As the days become shorter and the temperature drops, the winter season brings about a delightful change in scenery. However, it also brings with it a reduction in our exposure to sunlight, which can have a significant impact on our vitamin D levels. In this article, I want to shed light on the importance of vitamin D supplementation during the winter months and provide guidance on the recommended dosage.
Why Vitamin D in winter?
Vitamin D is often referred to as the « sunshine vitamin » because our skin can produce it when exposed to sunlight. However, during the winter, many people experience a decrease in outdoor activities and sunlight exposure due to colder weather and reduced daylight hours. This reduction in sun exposure can lead to a decline in our natural vitamin D synthesis, making supplementation a valuable option. Here are the reasons why you should consider taking a vitamin D supplement during this time:
- Maintaining immune health: Vitamin D plays a crucial role in supporting a robust immune system. Adequate levels of vitamin D are associated with reduced risk of infections and a more efficient immune response. This becomes especially important during the winter months when colds and flu are more prevalent.
- Bone health: Vitamin D is essential for the absorption of calcium, which is vital for strong bones and teeth. Inadequate vitamin D levels can lead to a higher risk of bone-related issues such as osteoporosis and fractures, which may be exacerbated in the winter when outdoor physical activity decreases.
- Mood and mental health: Some research suggests that vitamin D may play a role in mood regulation. Seasonal affective disorder (SAD) is a type of depression that typically occurs in the winter months, and vitamin D supplementation has been explored as a potential way to alleviate its symptoms.
- Vitamin D is also involved in other physiological mechanisms such as blood clotting, hormone signalling, nerve transmission and muscle contraction.
I refer here to the recommendations of the NHS, they candiffer in other countries (in France, there is no public health recommendation for supplementation for example):
- « Babies up to the age of 1 year need 8.5 to 10 micrograms of vitamin D a day.
- Children from the age of 1 year and adults need 10 micrograms of vitamin D a day. This includes pregnant and breastfeeding women, and people at risk of vitamin D deficiency. »
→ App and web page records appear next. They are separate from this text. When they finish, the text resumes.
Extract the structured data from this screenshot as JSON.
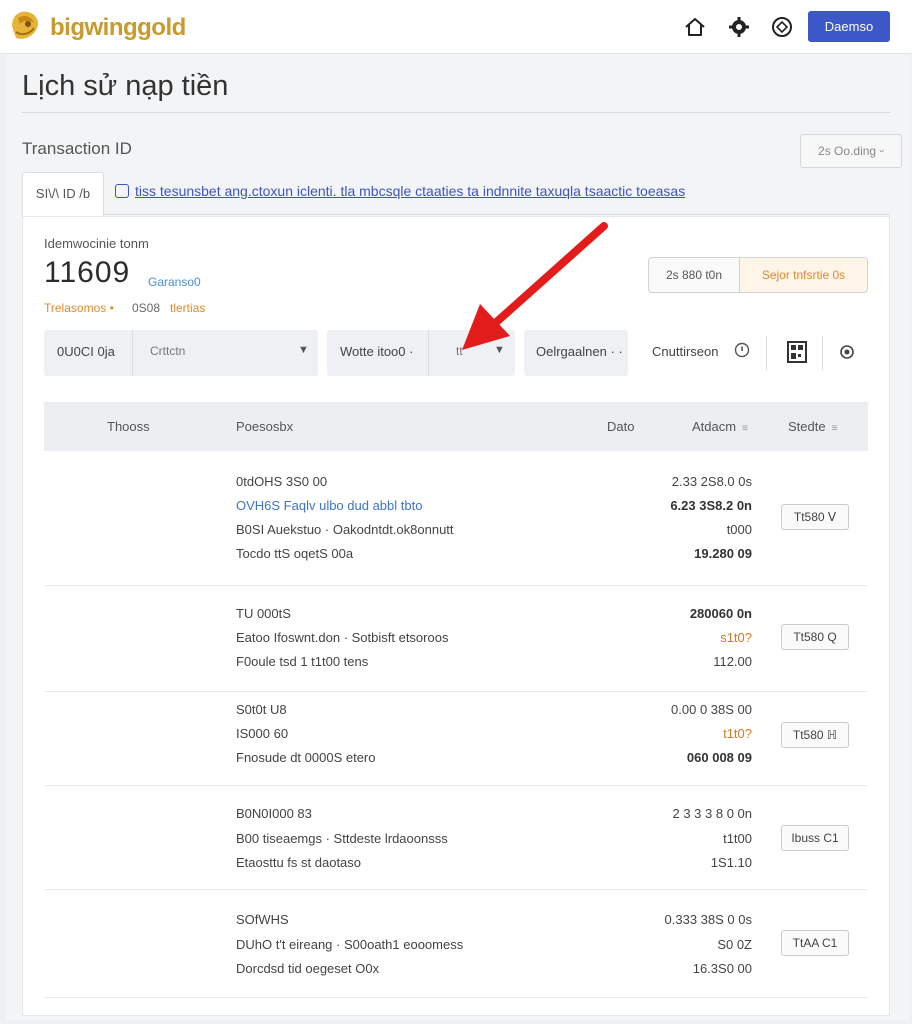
{
  "header": {
    "brand": "bigwinggold",
    "icons": [
      "home-icon",
      "settings-icon",
      "support-icon"
    ],
    "login_label": "Daemso"
  },
  "page": {
    "title": "Lịch sử nạp tiền",
    "txid_label": "Transaction ID",
    "txid_button": "2s Oo.ding ᵕ"
  },
  "tabs": {
    "active_label": "SI\\/\\ ID /b",
    "link_text": "tiss tesunsbet ang.ctoxun iclenti. tla mbcsqle ctaaties ta indnnite taxuqla tsaactic toeasas"
  },
  "balance": {
    "label": "Idemwocinie tonm",
    "value": "11609",
    "unit": "Garanso0",
    "sub_orange": "Trelasomos •",
    "sub_mid": "0S08",
    "sub_orange2": "tlertias"
  },
  "actions": {
    "grey_label": "2s 880 t0n",
    "orange_label": "Sejor tnfsrtie 0s"
  },
  "filters": {
    "date_label": "0U0CI 0ja",
    "date_value": "Crttctn",
    "method_label": "Wotte itoo0 ·",
    "method_value": "tt",
    "range_label": "Oelrgaalnen · ·",
    "search_label": "Cnuttirseon",
    "icons": [
      "info-icon",
      "qr-code-icon",
      "refresh-icon"
    ]
  },
  "table": {
    "columns": [
      "Thooss",
      "Poesosbx",
      "Dato",
      "Atdacm",
      "Stedte"
    ],
    "rows": [
      {
        "lines": [
          "0tdOHS 3S0 00",
          "OVH6S Faqlv ulbo dud abbl tbto",
          "B0SI Auekstuo  ·  Oakodntdt.ok8onnutt",
          "Tocdo ttS oqetS 00a"
        ],
        "amounts": [
          "2.33 2S8.0 0s",
          "6.23 3S8.2 0n",
          "t000",
          "19.280 09"
        ],
        "status": "Tt580 ᐯ"
      },
      {
        "lines": [
          "TU 000tS",
          "Eatoo Ifoswnt.don  ·  Sotbisft etsoroos",
          "F0oule tsd 1 t1t00 tens"
        ],
        "amounts": [
          "280060 0n",
          "s1t0?",
          "112.00"
        ],
        "status": "Tt580 Q"
      },
      {
        "lines": [
          "S0t0t U8",
          "IS000 60",
          "Fnosude dt 0000S etero"
        ],
        "amounts": [
          "0.00 0 38S 00",
          "t1t0?",
          "060 008 09"
        ],
        "status": "Tt580 ℍ"
      },
      {
        "lines": [
          "B0N0I000 83",
          "B00 tiseaemgs  ·  Sttdeste lrdaoonsss",
          "Etaosttu fs st daotaso"
        ],
        "amounts": [
          "2 3 3 3 8 0 0n",
          "t1t00",
          "1S1.10"
        ],
        "status": "Ibuss C1"
      },
      {
        "lines": [
          "SOfWHS",
          "DUhO t't eireang  ·  S00oath1 eooomess",
          "Dorcdsd tid oegeset O0x"
        ],
        "amounts": [
          "0.333 38S 0 0s",
          "S0 0Z",
          "16.3S0 00"
        ],
        "status": "TtAA C1"
      }
    ]
  },
  "colors": {
    "accent_blue": "#3e57c8",
    "brand_gold": "#c99a2c",
    "orange": "#e28a2b",
    "arrow_red": "#e21b1b"
  }
}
Vitamin D supplements should be used as a complement to a healthy diet, not as a replacement. You can also increase your vitamin D intake through dietary sources: oily fish (salmon, sardines, herring and mackerel), mushrooms, liver, egg yolks, and fortified foods – such as some milks and fat spreads, and breakfast cereals.
But as the winter season limits our natural sunlight exposure, considering a vitamin D supplement can help ensure you maintain optimal vitamin D levels and overall well-being during the colder months.